Data to use:
########################################

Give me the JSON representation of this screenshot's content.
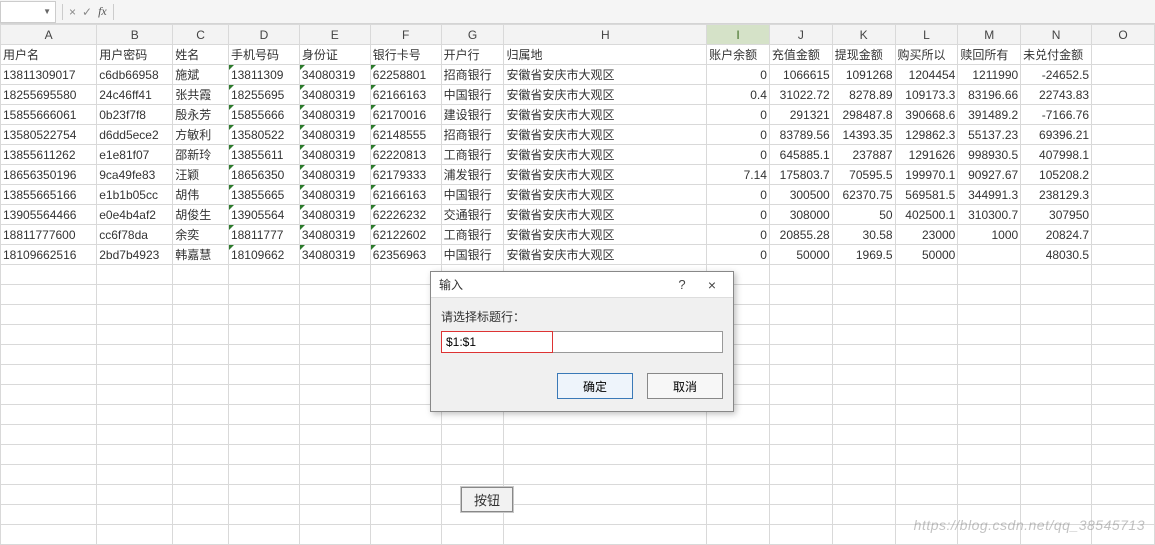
{
  "formula_bar": {
    "name_box": "",
    "fx_label": "fx",
    "cancel_glyph": "×",
    "accept_glyph": "✓"
  },
  "columns": [
    "A",
    "B",
    "C",
    "D",
    "E",
    "F",
    "G",
    "H",
    "I",
    "J",
    "K",
    "L",
    "M",
    "N",
    "O"
  ],
  "selected_column": "I",
  "headers": {
    "A": "用户名",
    "B": "用户密码",
    "C": "姓名",
    "D": "手机号码",
    "E": "身份证",
    "F": "银行卡号",
    "G": "开户行",
    "H": "归属地",
    "I": "账户余额",
    "J": "充值金额",
    "K": "提现金额",
    "L": "购买所以",
    "M": "赎回所有",
    "N": "未兑付金额"
  },
  "rows": [
    {
      "A": "13811309017",
      "B": "c6db66958",
      "C": "施斌",
      "D": "13811309",
      "E": "34080319",
      "F": "62258801",
      "G": "招商银行",
      "H": "安徽省安庆市大观区",
      "I": "0",
      "J": "1066615",
      "K": "1091268",
      "L": "1204454",
      "M": "1211990",
      "N": "-24652.5"
    },
    {
      "A": "18255695580",
      "B": "24c46ff41",
      "C": "张共霞",
      "D": "18255695",
      "E": "34080319",
      "F": "62166163",
      "G": "中国银行",
      "H": "安徽省安庆市大观区",
      "I": "0.4",
      "J": "31022.72",
      "K": "8278.89",
      "L": "109173.3",
      "M": "83196.66",
      "N": "22743.83"
    },
    {
      "A": "15855666061",
      "B": "0b23f7f8",
      "C": "殷永芳",
      "D": "15855666",
      "E": "34080319",
      "F": "62170016",
      "G": "建设银行",
      "H": "安徽省安庆市大观区",
      "I": "0",
      "J": "291321",
      "K": "298487.8",
      "L": "390668.6",
      "M": "391489.2",
      "N": "-7166.76"
    },
    {
      "A": "13580522754",
      "B": "d6dd5ece2",
      "C": "方敏利",
      "D": "13580522",
      "E": "34080319",
      "F": "62148555",
      "G": "招商银行",
      "H": "安徽省安庆市大观区",
      "I": "0",
      "J": "83789.56",
      "K": "14393.35",
      "L": "129862.3",
      "M": "55137.23",
      "N": "69396.21"
    },
    {
      "A": "13855611262",
      "B": "e1e81f07",
      "C": "邵新玲",
      "D": "13855611",
      "E": "34080319",
      "F": "62220813",
      "G": "工商银行",
      "H": "安徽省安庆市大观区",
      "I": "0",
      "J": "645885.1",
      "K": "237887",
      "L": "1291626",
      "M": "998930.5",
      "N": "407998.1"
    },
    {
      "A": "18656350196",
      "B": "9ca49fe83",
      "C": "汪颖",
      "D": "18656350",
      "E": "34080319",
      "F": "62179333",
      "G": "浦发银行",
      "H": "安徽省安庆市大观区",
      "I": "7.14",
      "J": "175803.7",
      "K": "70595.5",
      "L": "199970.1",
      "M": "90927.67",
      "N": "105208.2"
    },
    {
      "A": "13855665166",
      "B": "e1b1b05cc",
      "C": "胡伟",
      "D": "13855665",
      "E": "34080319",
      "F": "62166163",
      "G": "中国银行",
      "H": "安徽省安庆市大观区",
      "I": "0",
      "J": "300500",
      "K": "62370.75",
      "L": "569581.5",
      "M": "344991.3",
      "N": "238129.3"
    },
    {
      "A": "13905564466",
      "B": "e0e4b4af2",
      "C": "胡俊生",
      "D": "13905564",
      "E": "34080319",
      "F": "62226232",
      "G": "交通银行",
      "H": "安徽省安庆市大观区",
      "I": "0",
      "J": "308000",
      "K": "50",
      "L": "402500.1",
      "M": "310300.7",
      "N": "307950"
    },
    {
      "A": "18811777600",
      "B": "cc6f78da",
      "C": "余奕",
      "D": "18811777",
      "E": "34080319",
      "F": "62122602",
      "G": "工商银行",
      "H": "安徽省安庆市大观区",
      "I": "0",
      "J": "20855.28",
      "K": "30.58",
      "L": "23000",
      "M": "1000",
      "N": "20824.7"
    },
    {
      "A": "18109662516",
      "B": "2bd7b4923",
      "C": "韩嘉慧",
      "D": "18109662",
      "E": "34080319",
      "F": "62356963",
      "G": "中国银行",
      "H": "安徽省安庆市大观区",
      "I": "0",
      "J": "50000",
      "K": "1969.5",
      "L": "50000",
      "M": "",
      "N": "48030.5"
    }
  ],
  "embed_button": {
    "label": "按钮"
  },
  "dialog": {
    "title": "输入",
    "help_glyph": "?",
    "close_glyph": "×",
    "prompt": "请选择标题行：",
    "input_value": "$1:$1",
    "ok_label": "确定",
    "cancel_label": "取消"
  },
  "watermark": "https://blog.csdn.net/qq_38545713"
}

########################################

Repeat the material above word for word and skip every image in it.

Finished task:
Give me the JSON representation of this screenshot's content.
{
  "formula_bar": {
    "name_box": "",
    "fx_label": "fx",
    "cancel_glyph": "×",
    "accept_glyph": "✓"
  },
  "columns": [
    "A",
    "B",
    "C",
    "D",
    "E",
    "F",
    "G",
    "H",
    "I",
    "J",
    "K",
    "L",
    "M",
    "N",
    "O"
  ],
  "selected_column": "I",
  "headers": {
    "A": "用户名",
    "B": "用户密码",
    "C": "姓名",
    "D": "手机号码",
    "E": "身份证",
    "F": "银行卡号",
    "G": "开户行",
    "H": "归属地",
    "I": "账户余额",
    "J": "充值金额",
    "K": "提现金额",
    "L": "购买所以",
    "M": "赎回所有",
    "N": "未兑付金额"
  },
  "rows": [
    {
      "A": "13811309017",
      "B": "c6db66958",
      "C": "施斌",
      "D": "13811309",
      "E": "34080319",
      "F": "62258801",
      "G": "招商银行",
      "H": "安徽省安庆市大观区",
      "I": "0",
      "J": "1066615",
      "K": "1091268",
      "L": "1204454",
      "M": "1211990",
      "N": "-24652.5"
    },
    {
      "A": "18255695580",
      "B": "24c46ff41",
      "C": "张共霞",
      "D": "18255695",
      "E": "34080319",
      "F": "62166163",
      "G": "中国银行",
      "H": "安徽省安庆市大观区",
      "I": "0.4",
      "J": "31022.72",
      "K": "8278.89",
      "L": "109173.3",
      "M": "83196.66",
      "N": "22743.83"
    },
    {
      "A": "15855666061",
      "B": "0b23f7f8",
      "C": "殷永芳",
      "D": "15855666",
      "E": "34080319",
      "F": "62170016",
      "G": "建设银行",
      "H": "安徽省安庆市大观区",
      "I": "0",
      "J": "291321",
      "K": "298487.8",
      "L": "390668.6",
      "M": "391489.2",
      "N": "-7166.76"
    },
    {
      "A": "13580522754",
      "B": "d6dd5ece2",
      "C": "方敏利",
      "D": "13580522",
      "E": "34080319",
      "F": "62148555",
      "G": "招商银行",
      "H": "安徽省安庆市大观区",
      "I": "0",
      "J": "83789.56",
      "K": "14393.35",
      "L": "129862.3",
      "M": "55137.23",
      "N": "69396.21"
    },
    {
      "A": "13855611262",
      "B": "e1e81f07",
      "C": "邵新玲",
      "D": "13855611",
      "E": "34080319",
      "F": "62220813",
      "G": "工商银行",
      "H": "安徽省安庆市大观区",
      "I": "0",
      "J": "645885.1",
      "K": "237887",
      "L": "1291626",
      "M": "998930.5",
      "N": "407998.1"
    },
    {
      "A": "18656350196",
      "B": "9ca49fe83",
      "C": "汪颖",
      "D": "18656350",
      "E": "34080319",
      "F": "62179333",
      "G": "浦发银行",
      "H": "安徽省安庆市大观区",
      "I": "7.14",
      "J": "175803.7",
      "K": "70595.5",
      "L": "199970.1",
      "M": "90927.67",
      "N": "105208.2"
    },
    {
      "A": "13855665166",
      "B": "e1b1b05cc",
      "C": "胡伟",
      "D": "13855665",
      "E": "34080319",
      "F": "62166163",
      "G": "中国银行",
      "H": "安徽省安庆市大观区",
      "I": "0",
      "J": "300500",
      "K": "62370.75",
      "L": "569581.5",
      "M": "344991.3",
      "N": "238129.3"
    },
    {
      "A": "13905564466",
      "B": "e0e4b4af2",
      "C": "胡俊生",
      "D": "13905564",
      "E": "34080319",
      "F": "62226232",
      "G": "交通银行",
      "H": "安徽省安庆市大观区",
      "I": "0",
      "J": "308000",
      "K": "50",
      "L": "402500.1",
      "M": "310300.7",
      "N": "307950"
    },
    {
      "A": "18811777600",
      "B": "cc6f78da",
      "C": "余奕",
      "D": "18811777",
      "E": "34080319",
      "F": "62122602",
      "G": "工商银行",
      "H": "安徽省安庆市大观区",
      "I": "0",
      "J": "20855.28",
      "K": "30.58",
      "L": "23000",
      "M": "1000",
      "N": "20824.7"
    },
    {
      "A": "18109662516",
      "B": "2bd7b4923",
      "C": "韩嘉慧",
      "D": "18109662",
      "E": "34080319",
      "F": "62356963",
      "G": "中国银行",
      "H": "安徽省安庆市大观区",
      "I": "0",
      "J": "50000",
      "K": "1969.5",
      "L": "50000",
      "M": "",
      "N": "48030.5"
    }
  ],
  "embed_button": {
    "label": "按钮"
  },
  "dialog": {
    "title": "输入",
    "help_glyph": "?",
    "close_glyph": "×",
    "prompt": "请选择标题行：",
    "input_value": "$1:$1",
    "ok_label": "确定",
    "cancel_label": "取消"
  },
  "watermark": "https://blog.csdn.net/qq_38545713"
}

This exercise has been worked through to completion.